Hospital pay debacle continues
CASUAL staff, across a range of work situations at Gympie Hospital are still waiting to be paid, after Queensland Health’s new pay system again failed to deliver this week.
The Gympie workers are among Queensland Health casual workers state-wide who have again been left out of pocket as a result of the new pay system.
Last week Minister for Health Deputy Premier Paul Lucas gave assurances that fixing the pay system was his top priority but it appears the system has again failed this week to pay workers for their last two weeks’ efforts.
Further complicating the problem is that the workers have still not received pay slips which means they cannot accurately check just how much money they are still owed.
Yesterday, workers contacted The Gympie Times to tell of their long wait for payment for hours worked on the condition of anonymity as a result of work agreements.
One worker said she was still owed at least two weeks pay but was unable to put an accurate figure on the hours owed as a result of not having received a pay slip.
“I got a bit over $90 on the first Wednesday’s pay day,” she said. “I’m owed in the vicinity of 70 hours ... then another pay last week I got about $800, so I’m still owed quite a bit. Today (yesterday) I get another pay which should have been for 64 hours and I got paid about $290.
“What I can work out is I’m still owed for the previous fortnight but I haven’t got any pay slips.”
The worker said she was one of a number who had not been paid but she did not blame her supervisor who gave her everything she submits to the pay office.
“Luckily I’ve got credit cards not maxed out ... normally I pay everything off at the end of each month but this month I’m not able to, I’ll be able to pay my rent on the card,” she said.
“There are other casuals at the hospital in the same boat but some are worse off than me. I’m not destitute, not as bad as some but I will owe money this month. If Queensland Health changes to a new computerised system to help you, you can bet you’re in deep do dos.
“State-wide pays have been centralised in Brisbane ... usually I’m calm and collected but someone has to wear this but you can’t even get through on the telephone help numbers they give, they are permanently engaged.”
The workers said the next two pay fortnights were also on short weeks so just when the problem would be rectified, remains a mystery.
“We have to work two weeks before we get paid and in this case it seems to be four weeks. They (Queensland Health) have said they will do adjustments. I just hope the money will be in the bank tomorrow (today).
“I love working for Queensland Health but I just want to get paid for it.
“From when I first started work I was always told to check my pay slips and did but it is a bit hard to do if you haven’t got a pay slip.”
Queensland Public Sector Union area organiser Ron Fossen yesterday said that casual workers state-wide were still waiting to be paid the correct rates.

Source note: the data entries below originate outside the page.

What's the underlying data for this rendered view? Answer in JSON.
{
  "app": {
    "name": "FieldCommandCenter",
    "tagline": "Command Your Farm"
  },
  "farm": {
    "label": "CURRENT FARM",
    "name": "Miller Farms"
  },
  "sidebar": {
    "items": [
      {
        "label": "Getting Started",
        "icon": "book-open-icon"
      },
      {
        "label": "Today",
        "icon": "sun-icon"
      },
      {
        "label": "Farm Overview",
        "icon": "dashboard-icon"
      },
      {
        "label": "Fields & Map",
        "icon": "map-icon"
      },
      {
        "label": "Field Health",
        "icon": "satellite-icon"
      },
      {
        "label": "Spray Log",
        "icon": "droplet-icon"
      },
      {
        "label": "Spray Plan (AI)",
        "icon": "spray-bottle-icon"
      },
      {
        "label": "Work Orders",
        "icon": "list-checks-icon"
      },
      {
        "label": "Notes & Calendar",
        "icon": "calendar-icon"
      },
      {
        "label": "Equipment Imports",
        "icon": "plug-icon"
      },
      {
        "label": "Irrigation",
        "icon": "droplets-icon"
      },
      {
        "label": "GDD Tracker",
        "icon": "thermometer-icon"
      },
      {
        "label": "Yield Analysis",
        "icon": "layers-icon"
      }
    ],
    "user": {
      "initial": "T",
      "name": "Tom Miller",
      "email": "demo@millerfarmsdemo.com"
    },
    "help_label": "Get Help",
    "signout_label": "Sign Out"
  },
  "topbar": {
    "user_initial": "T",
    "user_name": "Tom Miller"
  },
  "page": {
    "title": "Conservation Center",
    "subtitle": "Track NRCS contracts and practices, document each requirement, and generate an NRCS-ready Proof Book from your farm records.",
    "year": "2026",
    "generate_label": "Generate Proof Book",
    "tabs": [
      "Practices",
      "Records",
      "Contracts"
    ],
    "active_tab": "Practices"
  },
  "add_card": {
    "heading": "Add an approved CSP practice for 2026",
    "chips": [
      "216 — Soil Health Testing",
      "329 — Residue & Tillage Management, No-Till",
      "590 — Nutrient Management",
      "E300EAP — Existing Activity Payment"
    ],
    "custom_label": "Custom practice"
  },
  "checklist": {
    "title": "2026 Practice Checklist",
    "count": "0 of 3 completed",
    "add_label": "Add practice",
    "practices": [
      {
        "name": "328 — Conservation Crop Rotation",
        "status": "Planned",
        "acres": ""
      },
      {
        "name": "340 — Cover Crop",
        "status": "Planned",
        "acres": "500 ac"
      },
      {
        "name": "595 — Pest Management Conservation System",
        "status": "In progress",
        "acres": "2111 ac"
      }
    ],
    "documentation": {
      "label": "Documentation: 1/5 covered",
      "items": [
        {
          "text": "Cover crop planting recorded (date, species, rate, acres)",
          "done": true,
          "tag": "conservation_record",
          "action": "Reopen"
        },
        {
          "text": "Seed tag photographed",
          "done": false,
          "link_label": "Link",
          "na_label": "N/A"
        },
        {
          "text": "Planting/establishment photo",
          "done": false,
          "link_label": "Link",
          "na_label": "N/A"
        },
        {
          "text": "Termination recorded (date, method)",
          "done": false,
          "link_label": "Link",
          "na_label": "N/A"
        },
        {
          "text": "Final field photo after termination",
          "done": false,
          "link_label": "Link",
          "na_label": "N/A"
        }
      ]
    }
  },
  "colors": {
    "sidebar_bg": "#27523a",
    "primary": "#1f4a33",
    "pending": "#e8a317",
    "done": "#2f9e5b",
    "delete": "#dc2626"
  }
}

“It’s still going on, Queensland Health implemented a new pay system that has disadvantaged some of their workers, some of these workers are also the ones who input into the payroll system,” he said.
“It is not the workers fault, it is Queensland Health’s problem.
“The Minister (Paul Lucas) said last week that they would work over the weekend to rectify the problem but it is still a problem.
“It was the QPSU that took Queensland Health to the Industrial Relations Court last week to get the problem fixed. Queensland Health has said anyone more than 10 per cent out of pocket they will do a manual payment run for but they need 24 hours notice. However, if they haven’t got a pay slip it is a bit hard to check.
“It is a total debacle ... any costs incurred by workers will have to be reimbursed. We thought it had been resolved last week but now we have another pay day and the problem is still not fixed.”
Deputy Premier and Minister for Health Paul Lucas yesterday afternoon apologised to Queensland Health employees for any for shortfalls and problems in this week’s payroll.
“I’ve recently personally met with union representatives to discuss their concerns with the roll-out of this new payroll system,” he said.
“I’ve also made it clear to my Department that I want any of these issues sorted out as a priority. This is their pay, it is their property not Queensland Health’s and that is why we need it sorted out now.
“Queensland Health payroll staff worked throughout the Easter long weekend to make sure the glitches were fixed for this pay run. I’m told that the number of anomalies on this pay run have substantially reduced.
“This is a new system and it is designed to provide improved services to staff.
“We had no choice about moving to the new system, as the old one is no longer supported. Each fortnight Queensland Health processes $180 million in wages to more than 74,000 staff and with shift allowances, overtime, and other payments it is very complex.
“I apologise to anyone inconvenienced. We have publicised help phone numbers, offered to pay any bank charges as a result of missed payments as well as organising cash payments to those who have asked for them. I do ask people affected to make contact with their pay office to iron any further issues out quickly.”
Queensland Health’s Deputy Director-General Michael Kalimnios yesterday said the departments new payroll system is operating well following the second pay-run using new software and as already indicated it will take two to three pay cycles for all roster corrections to be fully resolved and processed.